Today's bleeding edge of motorcycle technology lies in the realm of electric motorcycles. In 100 years, some of today's crazy new developments will be tried and true technology. Similarly, brilliant innovations from 100 years ago are commonplace or even outdated today. Such was the case with Scott Motorcycles. Design features such as water cooling, telescopic forks, and a design for a low center of gravity are commonplace today. Two-stroke engines, which weren't common in motorcycles until Scott came along, have recently fallen out of favor for emission reasons but are still fairly common today. Scott first introduced all of these features way back in 1908.

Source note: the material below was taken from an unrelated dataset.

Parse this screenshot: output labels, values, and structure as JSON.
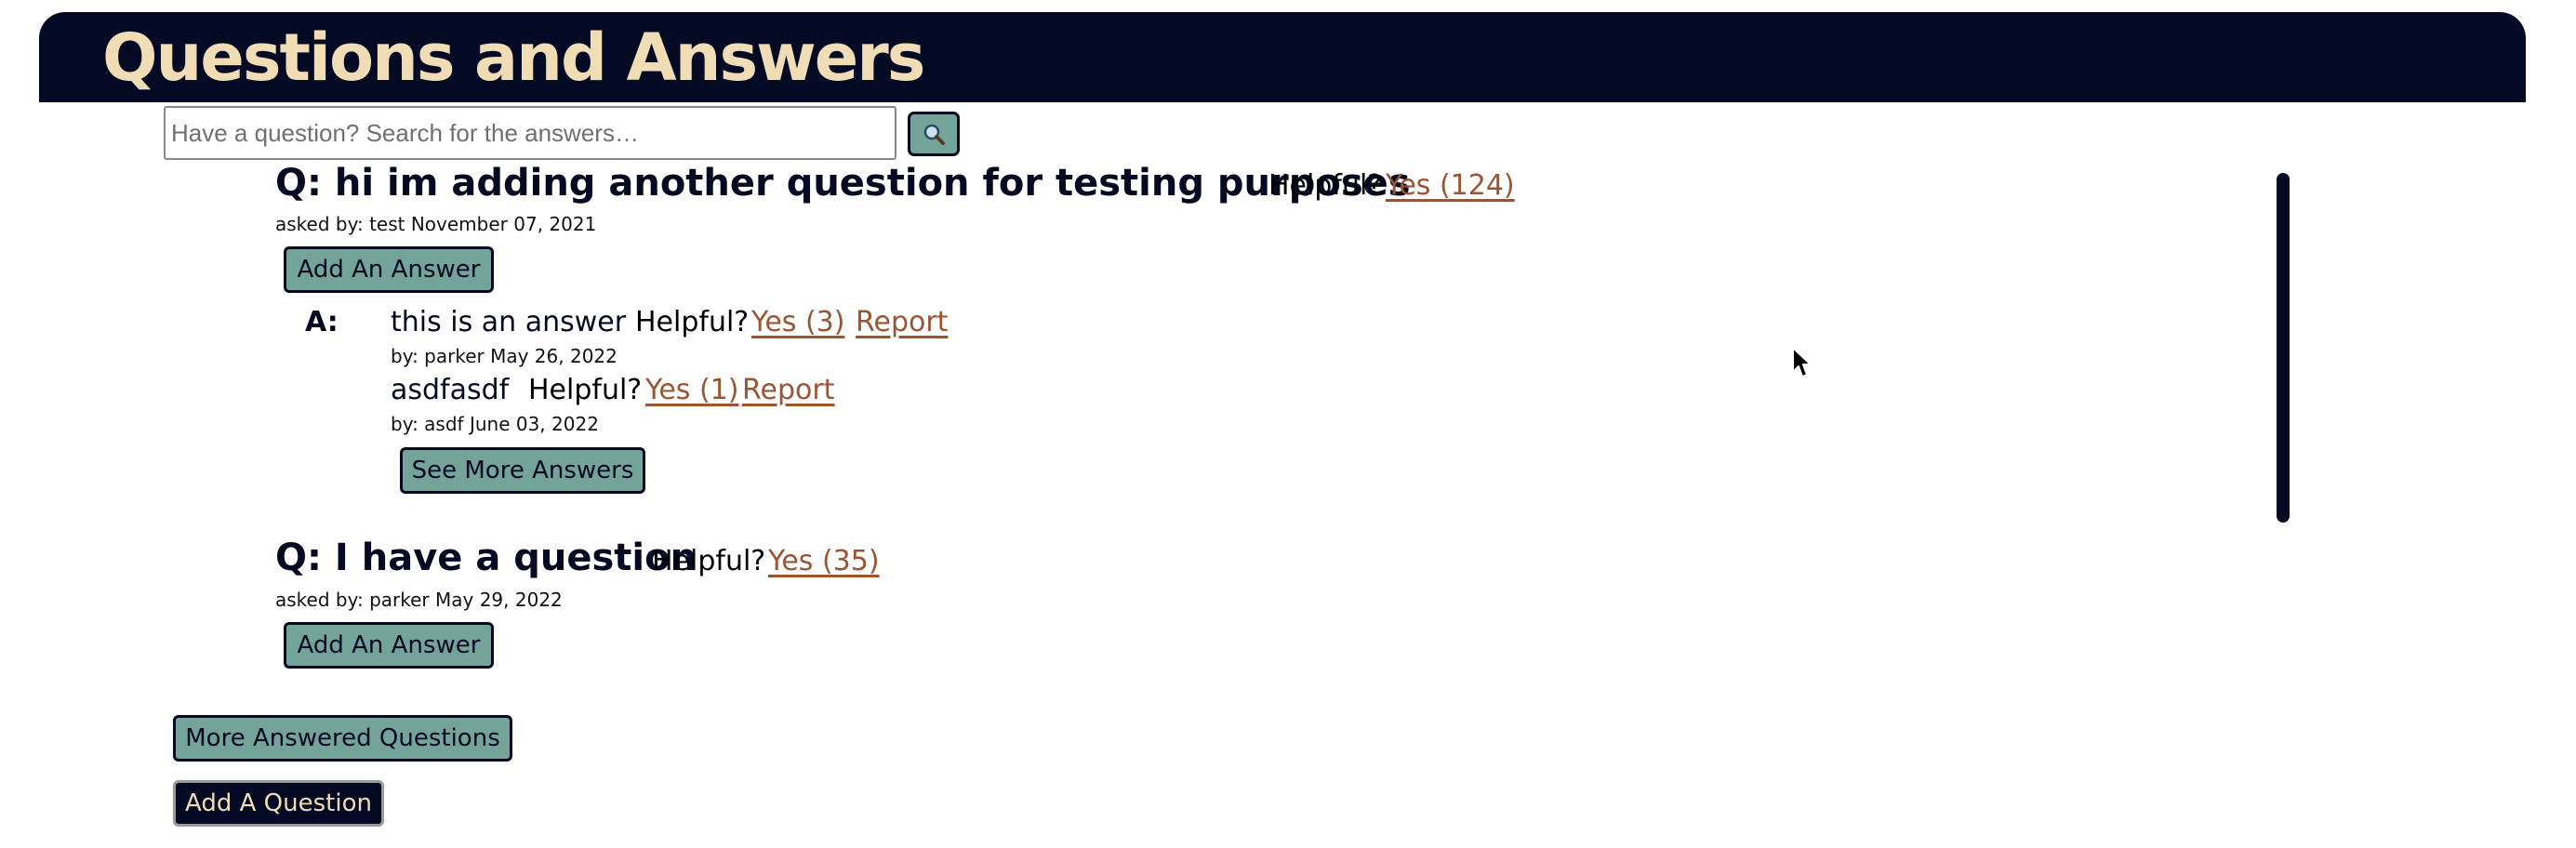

The bike featured here is from a few years on, in 1926. By then, its twin-cylinder 500cc engine had gained a three-speed transmission rather than the original two-speed. This was one of three bikes that Scott raced in the 1926 Isle of Man TT. The other two were out of the race before the end of the first lap, but this one soldiered on under the guidance of rider Jack Welsby. Even this bike was not without its mechanical issues. On his third lap, a particularly hard landing from the jump at Ballig Bridge stripped second gear, rendering it inoperable. Welsby then had to remain in top gear and seriously abuse the clutch on the slower portions of the course. He still managed to finish 18th overall, hitting 92.2 mph on the Sulby Straight and 107 mph on the drop to Hillberry despite the bike's issues.
These bikes were prototypes for a new model, the Flying Squirrel, that would remain in production until Scott shut down in 1951. That's even a long run for a motorcycle, where bikes like the 32-year-old Suzuki Boulevard S40 are not unusual. That's because the bike's design and specifications would not have been out of place for a Grand Prix racer 50 years later. This particular bike remained in the same owner's hands for 50 years as well. It even held a valid MoT certificate, which is essentially like our state motorcycle inspections, in 2010, meaning it was actually street legal up until then. While it could probably be put back on the road, I tend to agree with the great motorcycle expert Indiana Jones. "It belongs in a museum!"